Anyway, that particular airframe (serial number 19372/655) is the sort of aeroplane you'd expect to be mixed up in this; it was one of Peak Aviation's aircraft at the time when this name was used for shipments of arms to the northern side in the Yemeni civil war, apparently on behalf of Saudi Arabia. One of the 707 captains involved was none other than coke smuggler Chris Barrett-Jolley, who recalled in a TV interview seeing Saudi AWACS operating on his route into Riyan Mukalla.
There's only one problem; this photo, which both identifies J5-CGU and J5-GGU as being one and the same, and also attracted a comment which places the plane in Mombasa on the 25th of November, 2009. AFP reports that the wreck was discovered on the 2nd of November, and UNODC official Alexandre Schmidt made public the details, such as they are, on the 16th.
This is interesting; supposedly, J5-CGU/GGU travelled from Panama to Maracaibo, Venezuela, arriving there on the 16th October, and there refuelled and filed a flight plan for Bamako, Mali, where (in this account) she never arrived. But, it seems, the plane reached Mombasa on or before the 25th of November. Even if the commenter was wrong, and meant the 25th October, this version still won't hold together.
According to a source who follows the official view, the aircraft routed outbound from Sharjah via Mombasa and Conakry to Panama. It seems unlikely that the aircraft would have gone to Panama to load, and backtracked to Venezuela, rather than loading in one of the producer countries further south. But in fact, it's impossible for a standard 727 to have routed as described at all.
With a range in still air of 2,700 nautical miles, it could certainly have got to Mombasa, but Conakry is roughly a thousand miles out of range from there. And Conakry to Panama City is two thousand miles further than the range of a 727-200. Maracaibo to Bamako is similarly impossible. And the crash-site is even further.
Now, the 707-320 might have made it; 10 tons is one sixth of the possible total load, leaving the rest for fuel. Doing a rough calculation, that would leave enough fuel for well over 4,500 miles. But we know it wasn't the 707, or at least not that one. It shouldn't be difficult to clear this up, because all you need to know to distinguish a 727 from a 707 is that one has three engines and one has four.
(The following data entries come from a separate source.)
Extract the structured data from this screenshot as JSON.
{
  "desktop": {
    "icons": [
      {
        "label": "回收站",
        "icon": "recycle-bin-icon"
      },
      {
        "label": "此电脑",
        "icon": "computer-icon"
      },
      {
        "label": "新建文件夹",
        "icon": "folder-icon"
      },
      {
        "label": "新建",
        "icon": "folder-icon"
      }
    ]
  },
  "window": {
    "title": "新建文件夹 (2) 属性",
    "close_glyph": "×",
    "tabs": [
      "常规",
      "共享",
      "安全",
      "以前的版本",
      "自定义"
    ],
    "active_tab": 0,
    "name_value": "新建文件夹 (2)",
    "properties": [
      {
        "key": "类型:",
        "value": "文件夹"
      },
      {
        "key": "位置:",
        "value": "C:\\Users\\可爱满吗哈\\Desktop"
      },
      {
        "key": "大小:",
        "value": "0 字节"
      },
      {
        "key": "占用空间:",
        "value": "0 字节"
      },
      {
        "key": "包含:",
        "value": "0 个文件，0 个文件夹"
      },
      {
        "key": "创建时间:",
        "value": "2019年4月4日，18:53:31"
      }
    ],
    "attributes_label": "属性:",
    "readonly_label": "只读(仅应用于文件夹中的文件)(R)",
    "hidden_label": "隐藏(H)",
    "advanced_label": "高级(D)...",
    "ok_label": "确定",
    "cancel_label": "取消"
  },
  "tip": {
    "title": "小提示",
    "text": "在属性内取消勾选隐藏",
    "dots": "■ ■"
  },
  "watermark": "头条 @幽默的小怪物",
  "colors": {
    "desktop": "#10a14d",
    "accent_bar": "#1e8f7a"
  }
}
Of course, the Venezuelan government reckons the Americans are making it up. Well. Another aircraft had a bad landing in Mali recently - AFP again.
A US aircraft that was in trouble had made a "difficult landing" in Mali, causing slight injuries among some people aboard, the US embassy in the west African country said on Friday. "An aircraft made a difficult landing yesterday (Thursday) at around 100 kilometres from Bamako. The plane was carrying six passengers and three crew members. Cases of slight injury were reported," the embassy said in a statement.
"The Malian air force immediately sent its aircraft to help find the plane in difficulty and to co-ordinate the ground movements of rescue teams and ambulances with medical personnel."
According to a source close to the Malian army, the US plane "came from a neighbouring country". "It had serious problems near a place called Kolokani," the source added. "It was in Mali for reasons related to security and it made more than one forced landing." Neither the kind of plane nor its mission in Mali were disclosed.
I bet they weren't. It's probably worth pointing out that this place is nowhere near the other crash site, which is located near Gao. To my surprise, this place turns out to be a substantial city (58,000 people); there is an airport with an 8,200 foot runway, which would be too short for a laden 707 of any type and especially a -320 but adequate for a 727 unless operating at absolute maximum take-off weight.